An orchid nursery has very kindly agreed to do a Q & A post with me and I wanted to put this out to my readers – are there any questions that you would like to ask them? They are a family run business who have been running for years, and have gathered a wealth of knowledge and experience as a result.
Another new section on the blog!
The increase in temperatures and longer daylight hours means that our orchids are growing quickly. However, sudden changes to their environment, such as high temperatures, can cause stress to an orchid. Just like us humans, our orchids can become overheated or develop sunburn in the summer months if we do not provide the appropriate care.
As an update to a previous post on this topic, I’d like to share a little extra information I have been able to find. Enquiries with a number of organisations seem to suggest that orchids are not toxic to cats and dogs.
Today I wanted to share with you my experience of growing orchids in water culture. I had already heard of this method of growing before one of my viewers asked me for some advice. After talking to them about it, I have been thinking about whether it is a viable growing method.
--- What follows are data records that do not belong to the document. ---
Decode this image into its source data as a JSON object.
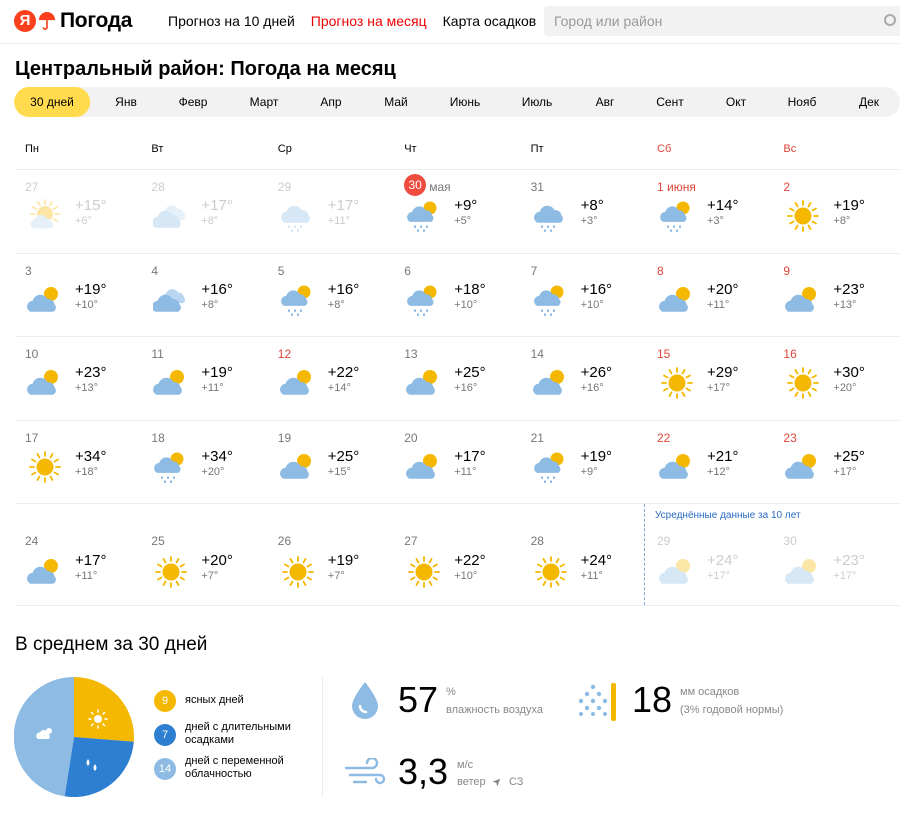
{
  "header": {
    "logo_letter": "Я",
    "logo_text": "Погода",
    "nav": [
      {
        "label": "Прогноз на 10 дней",
        "active": false
      },
      {
        "label": "Прогноз на месяц",
        "active": true
      },
      {
        "label": "Карта осадков",
        "active": false
      }
    ],
    "search_placeholder": "Город или район"
  },
  "title": "Центральный район: Погода на месяц",
  "tabs": [
    "30 дней",
    "Янв",
    "Февр",
    "Март",
    "Апр",
    "Май",
    "Июнь",
    "Июль",
    "Авг",
    "Сент",
    "Окт",
    "Нояб",
    "Дек"
  ],
  "active_tab": 0,
  "weekdays": [
    "Пн",
    "Вт",
    "Ср",
    "Чт",
    "Пт",
    "Сб",
    "Вс"
  ],
  "calendar": {
    "average_note": "Усреднённые данные за 10 лет",
    "weeks": [
      [
        {
          "date": "27",
          "icon": "partly-sunny",
          "max": "+15°",
          "min": "+6°",
          "state": "past"
        },
        {
          "date": "28",
          "icon": "cloudy",
          "max": "+17°",
          "min": "+8°",
          "state": "past"
        },
        {
          "date": "29",
          "icon": "cloud-rain",
          "max": "+17°",
          "min": "+11°",
          "state": "past"
        },
        {
          "date": "30",
          "date_suffix": "мая",
          "today": true,
          "icon": "sun-cloud-rain",
          "max": "+9°",
          "min": "+5°"
        },
        {
          "date": "31",
          "icon": "cloud-rain",
          "max": "+8°",
          "min": "+3°"
        },
        {
          "date": "1 июня",
          "weekend": true,
          "icon": "sun-cloud-rain",
          "max": "+14°",
          "min": "+3°"
        },
        {
          "date": "2",
          "weekend": true,
          "icon": "sun",
          "max": "+19°",
          "min": "+8°"
        }
      ],
      [
        {
          "date": "3",
          "icon": "sun-cloud",
          "max": "+19°",
          "min": "+10°"
        },
        {
          "date": "4",
          "icon": "cloudy-sun",
          "max": "+16°",
          "min": "+8°"
        },
        {
          "date": "5",
          "icon": "sun-cloud-rain",
          "max": "+16°",
          "min": "+8°"
        },
        {
          "date": "6",
          "icon": "sun-cloud-rain",
          "max": "+18°",
          "min": "+10°"
        },
        {
          "date": "7",
          "icon": "sun-cloud-rain",
          "max": "+16°",
          "min": "+10°"
        },
        {
          "date": "8",
          "weekend": true,
          "icon": "sun-cloud",
          "max": "+20°",
          "min": "+11°"
        },
        {
          "date": "9",
          "weekend": true,
          "icon": "sun-cloud",
          "max": "+23°",
          "min": "+13°"
        }
      ],
      [
        {
          "date": "10",
          "icon": "sun-cloud",
          "max": "+23°",
          "min": "+13°"
        },
        {
          "date": "11",
          "icon": "sun-cloud",
          "max": "+19°",
          "min": "+11°"
        },
        {
          "date": "12",
          "weekend": true,
          "icon": "sun-cloud",
          "max": "+22°",
          "min": "+14°"
        },
        {
          "date": "13",
          "icon": "sun-cloud",
          "max": "+25°",
          "min": "+16°"
        },
        {
          "date": "14",
          "icon": "sun-cloud",
          "max": "+26°",
          "min": "+16°"
        },
        {
          "date": "15",
          "weekend": true,
          "icon": "sun",
          "max": "+29°",
          "min": "+17°"
        },
        {
          "date": "16",
          "weekend": true,
          "icon": "sun",
          "max": "+30°",
          "min": "+20°"
        }
      ],
      [
        {
          "date": "17",
          "icon": "sun",
          "max": "+34°",
          "min": "+18°"
        },
        {
          "date": "18",
          "icon": "sun-cloud-rain",
          "max": "+34°",
          "min": "+20°"
        },
        {
          "date": "19",
          "icon": "sun-cloud",
          "max": "+25°",
          "min": "+15°"
        },
        {
          "date": "20",
          "icon": "sun-cloud",
          "max": "+17°",
          "min": "+11°"
        },
        {
          "date": "21",
          "icon": "sun-cloud-rain",
          "max": "+19°",
          "min": "+9°"
        },
        {
          "date": "22",
          "weekend": true,
          "icon": "sun-cloud",
          "max": "+21°",
          "min": "+12°"
        },
        {
          "date": "23",
          "weekend": true,
          "icon": "sun-cloud",
          "max": "+25°",
          "min": "+17°"
        }
      ],
      [
        {
          "date": "24",
          "icon": "sun-cloud",
          "max": "+17°",
          "min": "+11°"
        },
        {
          "date": "25",
          "icon": "sun",
          "max": "+20°",
          "min": "+7°"
        },
        {
          "date": "26",
          "icon": "sun",
          "max": "+19°",
          "min": "+7°"
        },
        {
          "date": "27",
          "icon": "sun",
          "max": "+22°",
          "min": "+10°"
        },
        {
          "date": "28",
          "icon": "sun",
          "max": "+24°",
          "min": "+11°"
        },
        {
          "date": "29",
          "icon": "sun-cloud",
          "max": "+24°",
          "min": "+17°",
          "state": "future"
        },
        {
          "date": "30",
          "icon": "sun-cloud",
          "max": "+23°",
          "min": "+17°",
          "state": "future"
        }
      ]
    ]
  },
  "summary": {
    "title": "В среднем за 30 дней",
    "legend": [
      {
        "count": "9",
        "label_lines": [
          "ясных дней"
        ],
        "color": "#f5b800"
      },
      {
        "count": "7",
        "label_lines": [
          "дней с длительными",
          "осадками"
        ],
        "color": "#2e7fd1"
      },
      {
        "count": "14",
        "label_lines": [
          "дней с переменной",
          "облачностью"
        ],
        "color": "#8dbbe3"
      }
    ],
    "humidity": {
      "value": "57",
      "unit": "%",
      "label": "влажность воздуха"
    },
    "precip": {
      "value": "18",
      "unit": "мм осадков",
      "label": "(3% годовой нормы)"
    },
    "wind": {
      "value": "3,3",
      "unit": "м/с",
      "label": "ветер",
      "direction": "СЗ"
    }
  }
}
It’s time to explore some more orchid terminology; ‘mericlone orchid’ and ‘seedling orchid’. There is a distinct difference between the two terms and both types of plant propagation offer different things. Whilst it isn’t essential for you to know the ins and outs of the different types, it is interesting to find out more about how our orchids can be propagated.
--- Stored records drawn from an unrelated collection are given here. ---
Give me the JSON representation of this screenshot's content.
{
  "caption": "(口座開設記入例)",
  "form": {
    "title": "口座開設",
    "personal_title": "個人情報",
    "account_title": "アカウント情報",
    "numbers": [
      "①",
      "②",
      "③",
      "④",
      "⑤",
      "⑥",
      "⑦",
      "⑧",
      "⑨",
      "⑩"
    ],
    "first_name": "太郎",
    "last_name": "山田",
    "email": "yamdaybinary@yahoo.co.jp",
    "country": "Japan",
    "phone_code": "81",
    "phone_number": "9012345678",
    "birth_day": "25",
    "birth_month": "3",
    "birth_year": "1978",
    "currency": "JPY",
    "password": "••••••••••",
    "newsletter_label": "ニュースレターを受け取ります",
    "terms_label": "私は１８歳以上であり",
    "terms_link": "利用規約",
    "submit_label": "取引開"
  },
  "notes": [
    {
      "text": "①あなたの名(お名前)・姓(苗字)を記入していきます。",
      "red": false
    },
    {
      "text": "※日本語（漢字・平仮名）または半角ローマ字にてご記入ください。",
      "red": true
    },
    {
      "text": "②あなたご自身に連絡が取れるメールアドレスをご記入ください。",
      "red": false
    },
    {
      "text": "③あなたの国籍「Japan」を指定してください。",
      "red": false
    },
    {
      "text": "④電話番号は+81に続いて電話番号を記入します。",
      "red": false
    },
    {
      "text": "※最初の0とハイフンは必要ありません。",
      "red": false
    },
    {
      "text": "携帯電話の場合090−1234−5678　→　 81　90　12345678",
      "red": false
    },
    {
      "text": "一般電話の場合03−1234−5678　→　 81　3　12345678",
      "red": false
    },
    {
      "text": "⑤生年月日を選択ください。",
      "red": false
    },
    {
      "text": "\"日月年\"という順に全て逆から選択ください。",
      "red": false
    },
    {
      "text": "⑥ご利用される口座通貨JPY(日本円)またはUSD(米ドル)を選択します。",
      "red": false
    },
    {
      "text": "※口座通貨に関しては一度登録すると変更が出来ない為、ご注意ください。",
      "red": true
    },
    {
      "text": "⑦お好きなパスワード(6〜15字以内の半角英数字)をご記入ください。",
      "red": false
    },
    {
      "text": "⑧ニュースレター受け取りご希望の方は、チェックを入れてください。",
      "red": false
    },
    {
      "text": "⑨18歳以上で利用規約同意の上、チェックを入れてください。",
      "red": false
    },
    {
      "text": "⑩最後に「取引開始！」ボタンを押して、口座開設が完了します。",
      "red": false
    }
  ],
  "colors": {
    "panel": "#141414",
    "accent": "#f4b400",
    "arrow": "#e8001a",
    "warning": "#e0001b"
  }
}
At some stage in your orchid hobby, you will come across a plant that has a diminished root system. This is something that seems to occur quite a lot with orchids sold through gardening stores, supermarkets etc. It can also happen to orchids that have been in your home for some months.
But how do you help your orchid grow new roots?